Time was running out for New Year celebrations in a darkened Kwun Tong housing development a few years ago. Electricity supply to Tsui Ping Estate had been cut shortly after 9pm when smoke was seen coming from switches in the ground-floor transformer room.

2 Dec 2013 - 12:19pm

Tofu master intent on preserving skills

Bill Chan with his son Jonathan (right) wants to keep up food quality. Photo: May Tse

Tofu may still be a popular food in Hongkongers' daily diet, but old-style shops making the bean curd delicacies are on the verge of extinction, despite efforts by the owners to pass on their traditional skills.

2 Dec 2013 - 12:19pm 2 comments

Doing the maximum good with minimal resources

Raymond Lau considers himself one of the lucky few because his muscles have deteriorated relatively slowly, allowing him to help others.
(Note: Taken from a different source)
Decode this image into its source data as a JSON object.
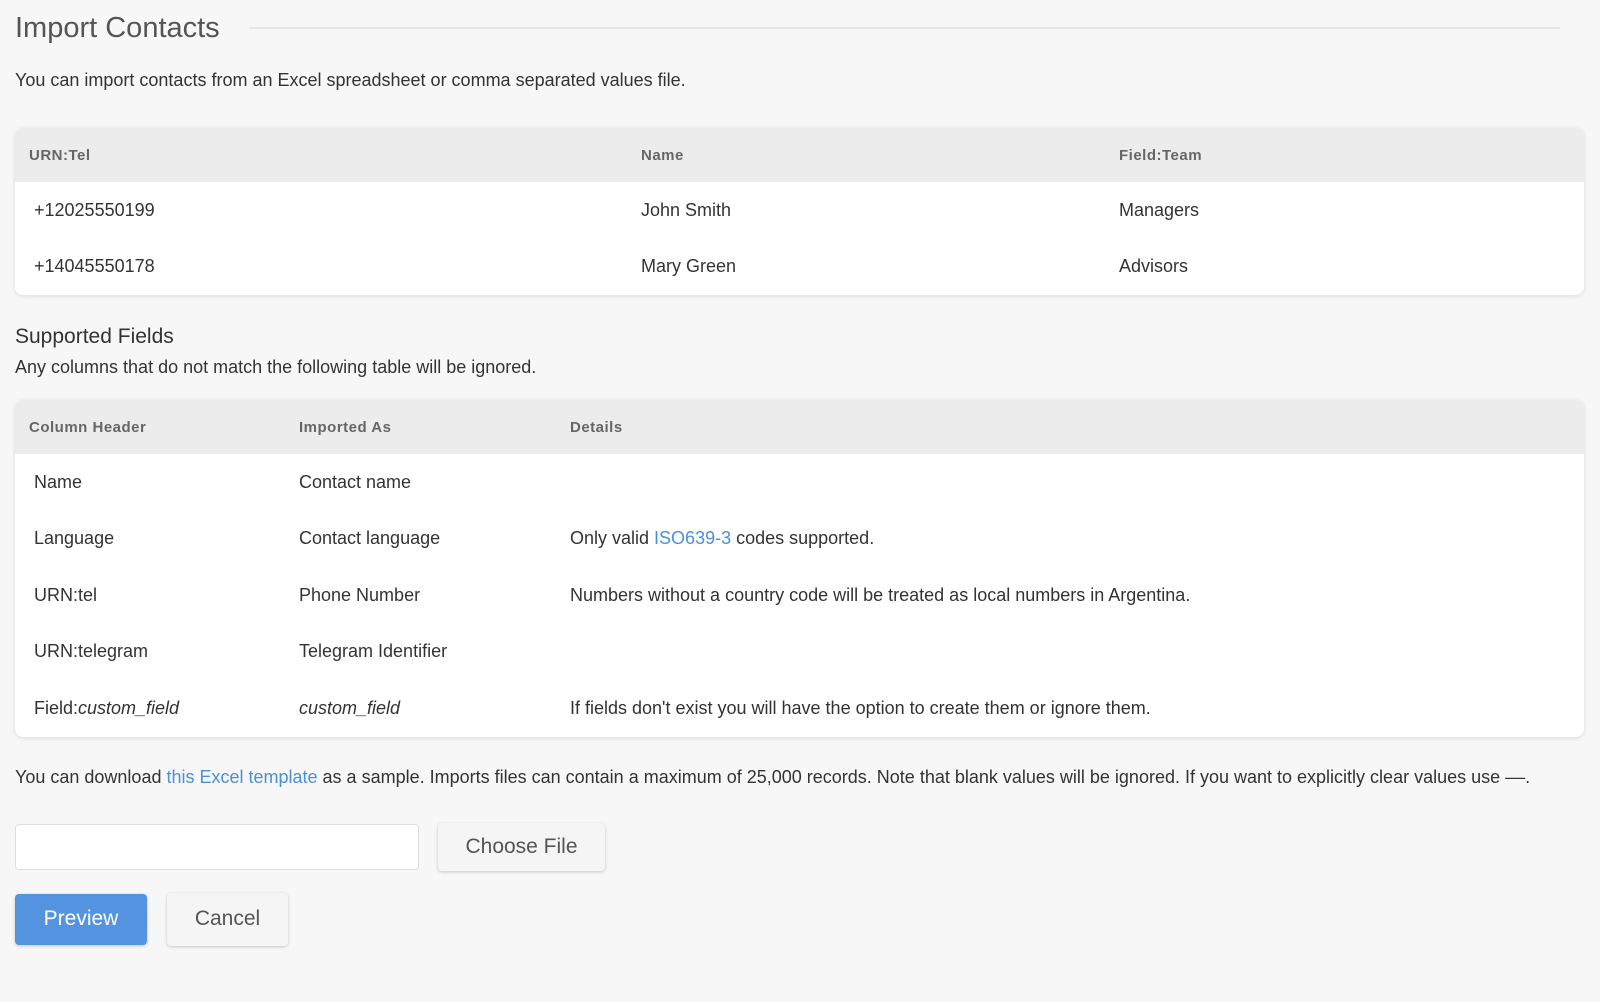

Photo: Nora Tam

At 51, Raymond Lau Wai-ming has met only five other people who've lived past 50 with his condition. "For a person with a neuromuscular disease, I'm considered very old - just ancient," said Lau, who was born with spinal muscular atrophy, a genetic disorder that causes muscle deterioration and serious physical impairment.

2 Dec 2013 - 12:19pm

Giving the helpless a glimmer of hope

Being exposed to the plight of the oppressed at an early age had a strong impact on Outstanding Social Worker Award winner Ng Wai-tung. Photo: Nora Tam

After 22 years of 12-hour days, social worker Ng Wai-tung is as fired up as ever about helping the city's most disadvantaged people - and pushing for policy change so that the plight of the poor is not ignored.

2 Dec 2013 - 12:19pm

Is this Hong Kong's most honest man? He found HK$74,000 and handed it in

Chan Chung-lam. Photo: K.Y Cheng

A plastic bag containing about HK$74,000 in cash has been returned to its relieved owner after apparently being mistaken for rubbish and kicked out of a bus. The bag was picked up in the street by a passer-by who turned it in to police.

2 Dec 2013 - 12:19pm 1 comment

A recipe for helping others

Chan Cheuk-ming, the owner of Pei Ho Barbeque Restaurant, is happy to help the needy in Sham Shui Po. Photo: Edward Wong

Three dirty-faced men dressed in grimy rags shuffled into the Pei Ho Barbecue Restaurant in Sham Shui Po. One was obviously drunk as they sat down at a large round table. But instead of kicking them out, owner Chan Cheuk-ming called each by name and greeted them with a smile. "What'd you like? Maybe rice?"

2 Dec 2013 - 12:19pm

Big hearts and open arms the key to a happy family

The Ryan family (from left): Son-in-law Darren and daughter, Joanna, Josh, Joey, mum Gretchen and dad Jeff with his other granddaughter. Photo: Paul Yeung

It all started with a nervous long-distance phone call. "How would you like to have a 13-year-old daughter?" Gretchen Ryan asked her husband Jeff, who was on a business trip to Tokyo. What Jeff didn't know was that his wife had already agreed that little Joanna was to become part of the family.

2 Dec 2013 - 12:19pm 2 comments

Photographer's disability doesn't stop him from daring to dream

Photographer Kevin Cheng and the Lego man at his exhibition at the Jockey Club Creative Arts Centre. No one knows what's behind the mask, says Cheng. Photo: Thomas Yau

No dreamer is ever too small and no dream is ever too big to achieve - photographer Kevin Cheng Kai-man is living testimony to this popular quote. Despite being physically stunted and confined to a wheelchair by a rare genetic disease, Cheng, 27, has fulfilled his dream of becoming a professional photographer.

2 Dec 2013 - 12:19pm

Lost in translation: court Interpreter's daily battle

Tsang Man-sang, pictured at the High Court, once worked on the sensational trial arising from the kidnap of tycoon Teddy Wang Teh-huei. Photo: Dickson Lee

After 25 years as a court interpreter, Tsang Man-sang felt the pressure begin to mount. The man who once worked on the sensational trial arising from the kidnap of tycoon Teddy Wang Teh-huei found his short-term memory was no longer good enough to cope with the demands of instantaneous translation in a job where the outcome of a case could hinge on the accuracy of his work.

2 Dec 2013 - 12:19pm